UCLA Engineers Receive Three NSF Awards for Semiconductor Research

Wang, Williams,Cabric

UCLA Samueli
Kang Wang (left), Benjamin Williams (center) and Danijela Cabric (right) have each received a National Science Foundation award for semiconductor research.

Dec 8, 2023

UCLA Samueli Newsroom

Three research teams led by the UCLA Samueli School of Engineering have been awarded research grants totaling $3.38 million by the National Science Foundation (NSF) through its Future of Semiconductors design and manufacturing program. Electrical and computer engineering distinguished professor Kang Wang, as well as professors and vice chairs Benjamin Williams and Danijela Cabric, lead the three projects, respectively.

Williams’ group has been awarded a three-year, $1.96 million grant to develop hybrid electronic-photonic semiconductor devices that operate at frequencies above 1 terahertz (THz). Current semiconductors fabricated at silicon-industry foundries can generate and detect radiation at ever-increasing frequencies, but the signals become weak at frequencies exceeding 1 THz. The researchers are pursuing an approach based on the heterogeneous integration of silicon electronic chips with III-V terahertz laser amplifier chips on a common THz interconnect platform.
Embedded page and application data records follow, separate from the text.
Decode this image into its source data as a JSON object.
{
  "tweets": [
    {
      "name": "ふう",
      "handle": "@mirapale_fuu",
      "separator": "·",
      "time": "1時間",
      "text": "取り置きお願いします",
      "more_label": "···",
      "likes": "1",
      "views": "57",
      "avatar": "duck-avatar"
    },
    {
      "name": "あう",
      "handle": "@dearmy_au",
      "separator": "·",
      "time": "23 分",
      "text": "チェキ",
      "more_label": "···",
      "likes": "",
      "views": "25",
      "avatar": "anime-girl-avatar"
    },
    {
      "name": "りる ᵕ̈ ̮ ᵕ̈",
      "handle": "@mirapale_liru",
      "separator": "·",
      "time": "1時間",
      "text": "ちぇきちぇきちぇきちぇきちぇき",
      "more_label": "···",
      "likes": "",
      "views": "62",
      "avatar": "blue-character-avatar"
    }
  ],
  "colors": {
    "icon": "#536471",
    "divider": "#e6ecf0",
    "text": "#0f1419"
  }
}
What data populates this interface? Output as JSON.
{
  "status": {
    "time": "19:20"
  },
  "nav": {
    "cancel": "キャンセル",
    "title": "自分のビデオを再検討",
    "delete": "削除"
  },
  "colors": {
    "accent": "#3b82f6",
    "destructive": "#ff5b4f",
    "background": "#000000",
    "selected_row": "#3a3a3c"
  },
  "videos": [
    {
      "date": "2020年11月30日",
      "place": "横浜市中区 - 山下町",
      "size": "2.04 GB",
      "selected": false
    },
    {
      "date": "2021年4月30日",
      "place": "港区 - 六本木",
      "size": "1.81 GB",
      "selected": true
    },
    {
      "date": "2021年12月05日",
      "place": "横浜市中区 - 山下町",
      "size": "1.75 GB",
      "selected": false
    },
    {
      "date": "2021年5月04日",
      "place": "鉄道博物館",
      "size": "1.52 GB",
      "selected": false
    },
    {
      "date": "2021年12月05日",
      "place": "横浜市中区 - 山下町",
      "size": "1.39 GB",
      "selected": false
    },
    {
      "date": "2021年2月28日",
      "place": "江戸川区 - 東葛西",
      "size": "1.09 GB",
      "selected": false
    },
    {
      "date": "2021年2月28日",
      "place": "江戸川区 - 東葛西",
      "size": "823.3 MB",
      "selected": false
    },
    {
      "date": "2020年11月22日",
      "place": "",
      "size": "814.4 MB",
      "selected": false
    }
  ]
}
The resulting system is anticipated to operate above 1.5 THz, which will allow it to detect the telltale spectral fingerprints of a range of gases. The group plans to demonstrate the system’s performance in environmental, industrial and scientific sensing applications. 

The team’s co-investigators are Mitchell Spearrin, an associate professor of mechanical and aerospace engineering; Aydin Babakhani, an associate professor of electrical and computer engineering; and Subramanian Iyer, director of the UCLA Center for Heterogeneous Integration and Performance Scaling and a distinguished professor of electrical and computer engineering. Iyer is currently on assignment as the director of the National Advanced Packaging Manufacturing program.

Wang, who is UCLA’s Raytheon Company Chair in Electrical Engineering, has been awarded a two-year, $945,000 grant to address issues in fabricating memory systems designed to increase data transfer to match modern processors’ speeds. His research group will explore the potential of using the Retunable Reconfigurable Racetrack-Memory Acceleration Platform (R3AP) to resolve challenges in systems that combine mature and cutting-edge chip technologies as a reconfigurable logic, processing-in-memory (PIM) accelerator and high-density memory storage. R3AP could be particularly powerful for internet-of-things devices and cyber-physical systems, as well as in high-performance and cloud-computing systems. Wang holds faculty appointments in electrical and computer engineering as well as materials science and engineering.

In collaboration with UC Berkeley and Boston University, Cabric has been awarded a three-year, $470,000 grant to develop next-generation wireless communications technologies that can enable advanced cell-free communication and multi-static sensing. The team will demonstrate millimeter wave-integrated circuits and systems that incorporate advanced electronic and photonic components for large-scale distributed antenna arrays. This research aims to create a new set of CODAeMIMO technologies enabling collaborative optically disaggregated extreme multiple-input, multiple-output high-capacity communication and high-fidelity sensing systems.

Share this article